▶ Source records
= Beginning of Section =

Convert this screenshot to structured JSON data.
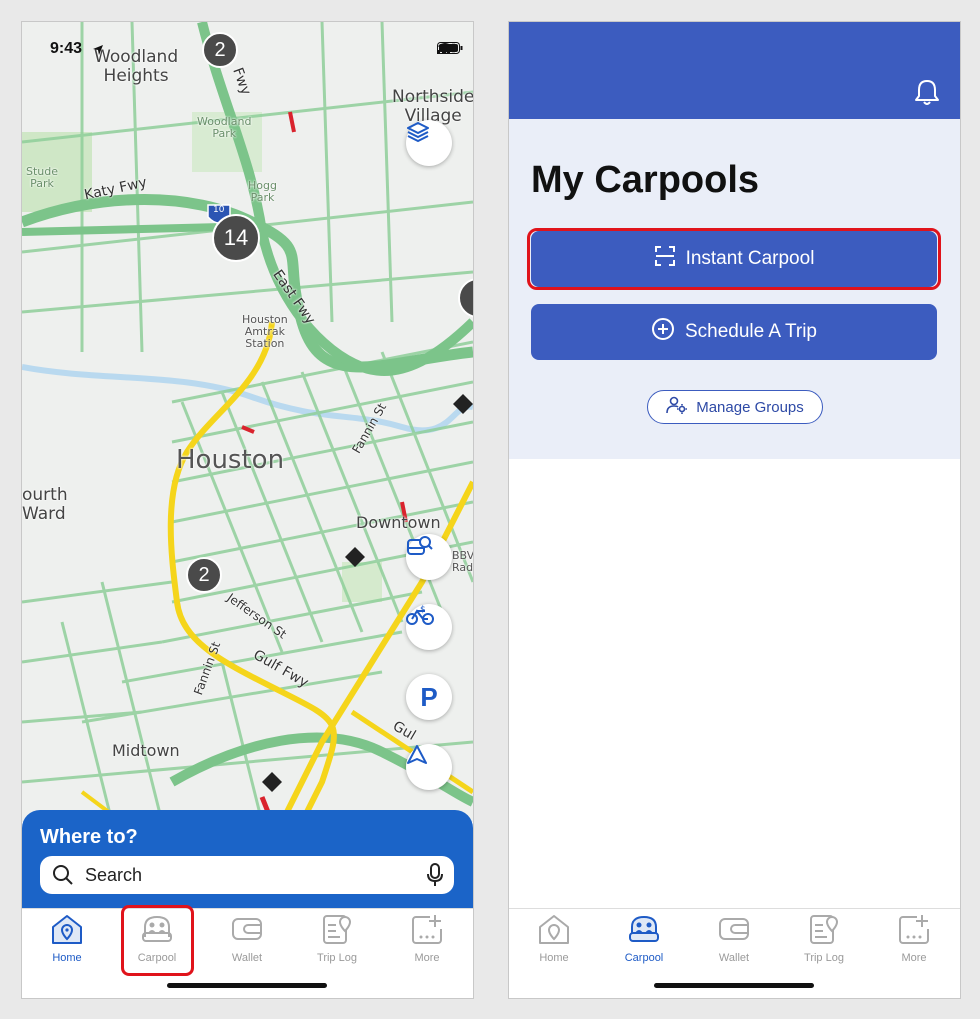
{
  "left": {
    "status": {
      "time": "9:43"
    },
    "map_labels": {
      "woodland_heights": "Woodland\nHeights",
      "woodland_park": "Woodland\nPark",
      "northside_village": "Northside\nVillage",
      "stude_park": "Stude\nPark",
      "katy_fwy": "Katy Fwy",
      "hogg_park": "Hogg\nPark",
      "i10": "10",
      "east_fwy": "East Fwy",
      "fwy_top": "Fwy",
      "amtrak": "Houston\nAmtrak\nStation",
      "houston": "Houston",
      "fannin_st_1": "Fannin St",
      "fourth_ward": "ourth\nWard",
      "downtown": "Downtown",
      "bbva": "BBV\nRadi",
      "jefferson_st": "Jefferson St",
      "fannin_st_2": "Fannin St",
      "gulf_fwy": "Gulf Fwy",
      "gul": "Gul",
      "midtown": "Midtown"
    },
    "clusters": [
      "2",
      "14",
      "2"
    ],
    "fab_parking": "P",
    "where_to": "Where to?",
    "search_placeholder": "Search"
  },
  "tabs": [
    {
      "label": "Home",
      "icon": "home-icon"
    },
    {
      "label": "Carpool",
      "icon": "carpool-icon"
    },
    {
      "label": "Wallet",
      "icon": "wallet-icon"
    },
    {
      "label": "Trip Log",
      "icon": "trip-log-icon"
    },
    {
      "label": "More",
      "icon": "more-icon"
    }
  ],
  "right": {
    "title": "My Carpools",
    "instant_carpool": "Instant Carpool",
    "schedule_trip": "Schedule A Trip",
    "manage_groups": "Manage Groups"
  },
  "colors": {
    "brand_blue": "#3c5cbf",
    "where_panel": "#1b64c8",
    "highlight": "#e0131b",
    "active_tab": "#1e5bc6"
  }
}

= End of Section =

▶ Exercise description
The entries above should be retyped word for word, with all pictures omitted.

▶ Output of the task
Convert this screenshot to structured JSON data.
{
  "left": {
    "status": {
      "time": "9:43"
    },
    "map_labels": {
      "woodland_heights": "Woodland\nHeights",
      "woodland_park": "Woodland\nPark",
      "northside_village": "Northside\nVillage",
      "stude_park": "Stude\nPark",
      "katy_fwy": "Katy Fwy",
      "hogg_park": "Hogg\nPark",
      "i10": "10",
      "east_fwy": "East Fwy",
      "fwy_top": "Fwy",
      "amtrak": "Houston\nAmtrak\nStation",
      "houston": "Houston",
      "fannin_st_1": "Fannin St",
      "fourth_ward": "ourth\nWard",
      "downtown": "Downtown",
      "bbva": "BBV\nRadi",
      "jefferson_st": "Jefferson St",
      "fannin_st_2": "Fannin St",
      "gulf_fwy": "Gulf Fwy",
      "gul": "Gul",
      "midtown": "Midtown"
    },
    "clusters": [
      "2",
      "14",
      "2"
    ],
    "fab_parking": "P",
    "where_to": "Where to?",
    "search_placeholder": "Search"
  },
  "tabs": [
    {
      "label": "Home",
      "icon": "home-icon"
    },
    {
      "label": "Carpool",
      "icon": "carpool-icon"
    },
    {
      "label": "Wallet",
      "icon": "wallet-icon"
    },
    {
      "label": "Trip Log",
      "icon": "trip-log-icon"
    },
    {
      "label": "More",
      "icon": "more-icon"
    }
  ],
  "right": {
    "title": "My Carpools",
    "instant_carpool": "Instant Carpool",
    "schedule_trip": "Schedule A Trip",
    "manage_groups": "Manage Groups"
  },
  "colors": {
    "brand_blue": "#3c5cbf",
    "where_panel": "#1b64c8",
    "highlight": "#e0131b",
    "active_tab": "#1e5bc6"
  }
}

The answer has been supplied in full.